For me, the film is totally uncompromised. I made exactly the film that I wanted to make, given the budgetary and time constraints. That’s not to say that I think the film is perfect, or that there aren’t parts that I think could have been done better, but I did the best I could given my own limitations as a human being.

What’s next?

A film called How To Legally Overthrow The U.S. Government.

4 Responses to “Caveh Zahedi: SRF Interview”

  1. Sujewa Says:

    Good interview Paul.

    Sujewa
    ******

  2. AJ Says:

    I concur, it’s a fine interview – and a nice counterpoint to much of what I wrote on my blog about the variety of controversies that have been swirling around Zahedi. I do wish you would have asked about the Filmmaker thing only because I’m beginning to wonder (and aluded to as much on my own post) whether much of this is calculated. The constant David v. Goliath stance (just today you have him picking a fight over a NY Times review that is clearly very positive) if you will. Far be it from me to deny an indie filmmaker every tool in the promotional shed to get an audience, but at what point does the rabid underdog thing get old?

  3. Paul Says:

    AJ –

    I thought your post was a nice counterpoint to mine because it addresses some thoughts and even misgivings I’ve had about these “controversies.” But to include them in the interview would have been a) impractical (since it would mean trying to initiate another round of interviewing during a busy time for CZ) and because b) it likely would not have led to any new revelations. Caveh has his own blog — whatever he wants to share, clearly, he can share.
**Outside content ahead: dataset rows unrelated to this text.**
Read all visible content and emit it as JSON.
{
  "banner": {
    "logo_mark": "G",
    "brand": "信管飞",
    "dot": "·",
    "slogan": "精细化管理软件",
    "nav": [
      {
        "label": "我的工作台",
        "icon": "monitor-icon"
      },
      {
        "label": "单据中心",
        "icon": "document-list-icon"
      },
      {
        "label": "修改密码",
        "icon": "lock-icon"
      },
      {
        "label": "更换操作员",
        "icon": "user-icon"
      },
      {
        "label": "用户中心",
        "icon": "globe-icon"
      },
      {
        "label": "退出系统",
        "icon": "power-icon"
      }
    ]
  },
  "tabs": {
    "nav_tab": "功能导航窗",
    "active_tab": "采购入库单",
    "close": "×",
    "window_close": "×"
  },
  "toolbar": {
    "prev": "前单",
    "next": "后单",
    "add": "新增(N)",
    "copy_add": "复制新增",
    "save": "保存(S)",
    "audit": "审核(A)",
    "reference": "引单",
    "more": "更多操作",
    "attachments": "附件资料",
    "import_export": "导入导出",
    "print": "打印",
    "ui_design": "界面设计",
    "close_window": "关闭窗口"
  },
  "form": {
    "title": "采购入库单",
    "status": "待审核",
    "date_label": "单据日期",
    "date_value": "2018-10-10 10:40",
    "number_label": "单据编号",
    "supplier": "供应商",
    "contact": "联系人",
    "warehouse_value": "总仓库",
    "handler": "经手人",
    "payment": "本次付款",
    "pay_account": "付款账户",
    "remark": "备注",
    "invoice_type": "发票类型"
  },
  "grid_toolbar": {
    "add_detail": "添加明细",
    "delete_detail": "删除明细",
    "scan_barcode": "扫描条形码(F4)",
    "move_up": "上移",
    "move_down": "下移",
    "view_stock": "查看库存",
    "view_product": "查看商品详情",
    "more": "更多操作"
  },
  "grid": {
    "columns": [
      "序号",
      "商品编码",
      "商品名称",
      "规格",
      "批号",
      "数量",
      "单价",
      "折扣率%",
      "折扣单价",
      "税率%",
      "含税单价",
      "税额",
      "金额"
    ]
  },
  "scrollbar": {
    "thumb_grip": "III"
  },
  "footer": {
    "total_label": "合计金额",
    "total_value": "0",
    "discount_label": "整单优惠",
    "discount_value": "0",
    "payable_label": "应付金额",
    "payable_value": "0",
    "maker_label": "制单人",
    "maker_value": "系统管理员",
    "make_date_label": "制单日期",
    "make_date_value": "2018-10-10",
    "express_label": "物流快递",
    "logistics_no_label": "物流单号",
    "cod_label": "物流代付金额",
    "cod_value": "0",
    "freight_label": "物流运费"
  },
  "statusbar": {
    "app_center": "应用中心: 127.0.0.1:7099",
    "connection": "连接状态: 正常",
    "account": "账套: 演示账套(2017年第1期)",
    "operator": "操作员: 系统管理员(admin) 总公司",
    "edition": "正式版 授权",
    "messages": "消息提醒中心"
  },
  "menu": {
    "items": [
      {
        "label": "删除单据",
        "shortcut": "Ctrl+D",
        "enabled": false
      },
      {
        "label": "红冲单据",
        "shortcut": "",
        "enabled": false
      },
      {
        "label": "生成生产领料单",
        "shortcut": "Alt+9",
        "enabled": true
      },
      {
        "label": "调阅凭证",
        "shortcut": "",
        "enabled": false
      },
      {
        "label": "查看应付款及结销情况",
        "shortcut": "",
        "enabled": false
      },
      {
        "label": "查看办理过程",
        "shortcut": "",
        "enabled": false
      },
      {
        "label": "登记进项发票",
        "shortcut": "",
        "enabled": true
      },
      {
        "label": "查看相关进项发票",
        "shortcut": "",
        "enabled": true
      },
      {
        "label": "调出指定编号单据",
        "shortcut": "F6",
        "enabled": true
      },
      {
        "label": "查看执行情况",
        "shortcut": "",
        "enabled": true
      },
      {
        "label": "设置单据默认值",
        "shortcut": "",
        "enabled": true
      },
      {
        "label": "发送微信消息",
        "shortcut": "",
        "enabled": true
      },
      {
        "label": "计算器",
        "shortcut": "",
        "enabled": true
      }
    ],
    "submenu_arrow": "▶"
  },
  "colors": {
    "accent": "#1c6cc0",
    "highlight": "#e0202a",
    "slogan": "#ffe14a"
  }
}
    My main regret with this interview is my feeling that it had been rendered a bit stale by the self-distro vs. IFC debate and then, more recently, the Caveh vs. Cuban stuff. But then, perhaps one useful thing about the above interview is that what it mainly concerns itself with is the film and that is ultimately what we’ll be left with long after the other discussions fade away. If it had been an uninteresting movie I doubt any of us would have busied ourselves with his business.

    Paul

  4. AJ Says:

    Paul,

    I don’t think the interview seemed stale at all. In fact, I thought it was nice to read about the film itself, which seems almost to have been buried under the weight of these various battles. I haven’t seen the film yet so I can’t talk about those qualities – I’m merely observing the skirmishes – but reading your interview made me at least want to see the film, something I was getting less inclined to do the more I read and heard about the extraneous stuff.

    I only brought up the Filmmaker article because you talked about it in your preface and I thought it was interesting that although that controversy had died down, others (which raise similar questions) have taken its place.

    AJ